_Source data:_
★ ★ ★ ★

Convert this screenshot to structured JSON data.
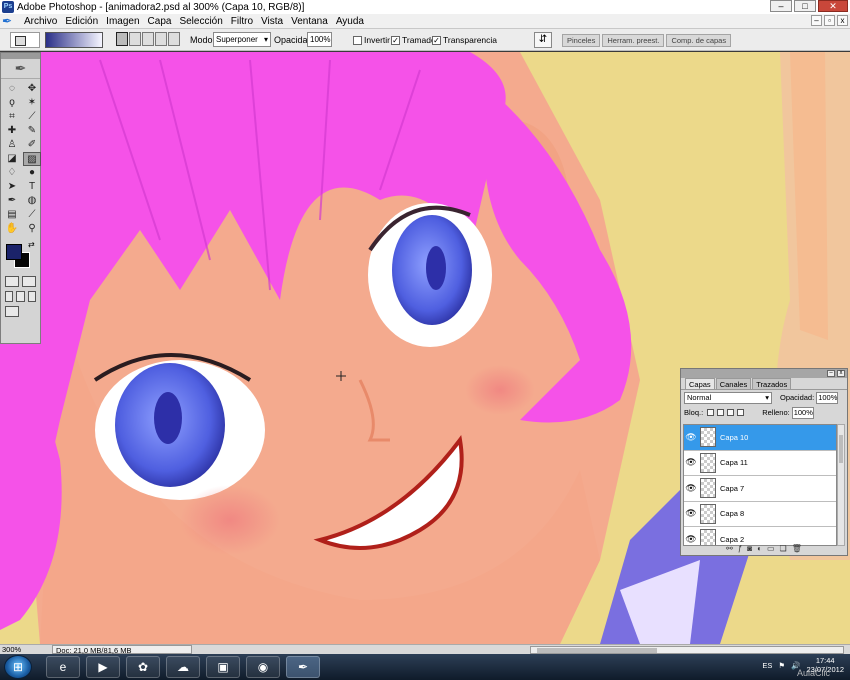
{
  "window": {
    "title": "Adobe Photoshop - [animadora2.psd al 300% (Capa 10, RGB/8)]",
    "logo_text": "Ps",
    "controls": [
      "–",
      "□",
      "✕"
    ]
  },
  "menu": {
    "items": [
      "Archivo",
      "Edición",
      "Imagen",
      "Capa",
      "Selección",
      "Filtro",
      "Vista",
      "Ventana",
      "Ayuda"
    ],
    "doc_controls": [
      "–",
      "▫",
      "x"
    ]
  },
  "options_bar": {
    "mode_label": "Modo:",
    "mode_value": "Superponer",
    "opacity_label": "Opacidad:",
    "opacity_value": "100%",
    "invert_label": "Invertir",
    "dither_label": "Tramado",
    "transparency_label": "Transparencia",
    "invert_checked": false,
    "dither_checked": true,
    "transparency_checked": true,
    "palette_tabs": [
      "Pinceles",
      "Herram. preest.",
      "Comp. de capas"
    ],
    "gradient_colors": [
      "#2a2f88",
      "#f6f6ff"
    ]
  },
  "tools": {
    "icons": [
      "marquee-icon",
      "move-icon",
      "lasso-icon",
      "magic-wand-icon",
      "crop-icon",
      "slice-icon",
      "healing-brush-icon",
      "brush-icon",
      "clone-stamp-icon",
      "history-brush-icon",
      "eraser-icon",
      "gradient-icon",
      "blur-icon",
      "dodge-icon",
      "path-selection-icon",
      "type-icon",
      "pen-icon",
      "shape-icon",
      "notes-icon",
      "eyedropper-icon",
      "hand-icon",
      "zoom-icon"
    ],
    "selected_tool": "gradient-icon",
    "foreground_color": "#1b236a",
    "background_color": "#050505"
  },
  "layers_panel": {
    "tabs": [
      "Capas",
      "Canales",
      "Trazados"
    ],
    "active_tab": "Capas",
    "blend_mode": "Normal",
    "opacity_label": "Opacidad:",
    "opacity_value": "100%",
    "lock_label": "Bloq.:",
    "fill_label": "Relleno:",
    "fill_value": "100%",
    "layers": [
      {
        "name": "Capa 10",
        "active": true
      },
      {
        "name": "Capa 11",
        "active": false
      },
      {
        "name": "Capa 7",
        "active": false
      },
      {
        "name": "Capa 8",
        "active": false
      },
      {
        "name": "Capa 2",
        "active": false
      }
    ],
    "footer_icons": [
      "link-icon",
      "layer-style-icon",
      "mask-icon",
      "adjustment-icon",
      "group-icon",
      "new-layer-icon",
      "trash-icon"
    ]
  },
  "status": {
    "zoom": "300%",
    "doc": "Doc: 21,0 MB/81,6 MB"
  },
  "taskbar": {
    "language": "ES",
    "time": "17:44",
    "date": "23/07/2012",
    "apps": [
      "internet-explorer-icon",
      "media-player-icon",
      "paint-icon",
      "network-icon",
      "video-icon",
      "chrome-icon",
      "photoshop-icon"
    ],
    "active_app": "photoshop-icon"
  },
  "watermark": "AulaClic"
}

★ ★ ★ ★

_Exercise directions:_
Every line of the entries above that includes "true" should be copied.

_Response area:_
    "dither_checked": true,
    "transparency_checked": true,
        "active": true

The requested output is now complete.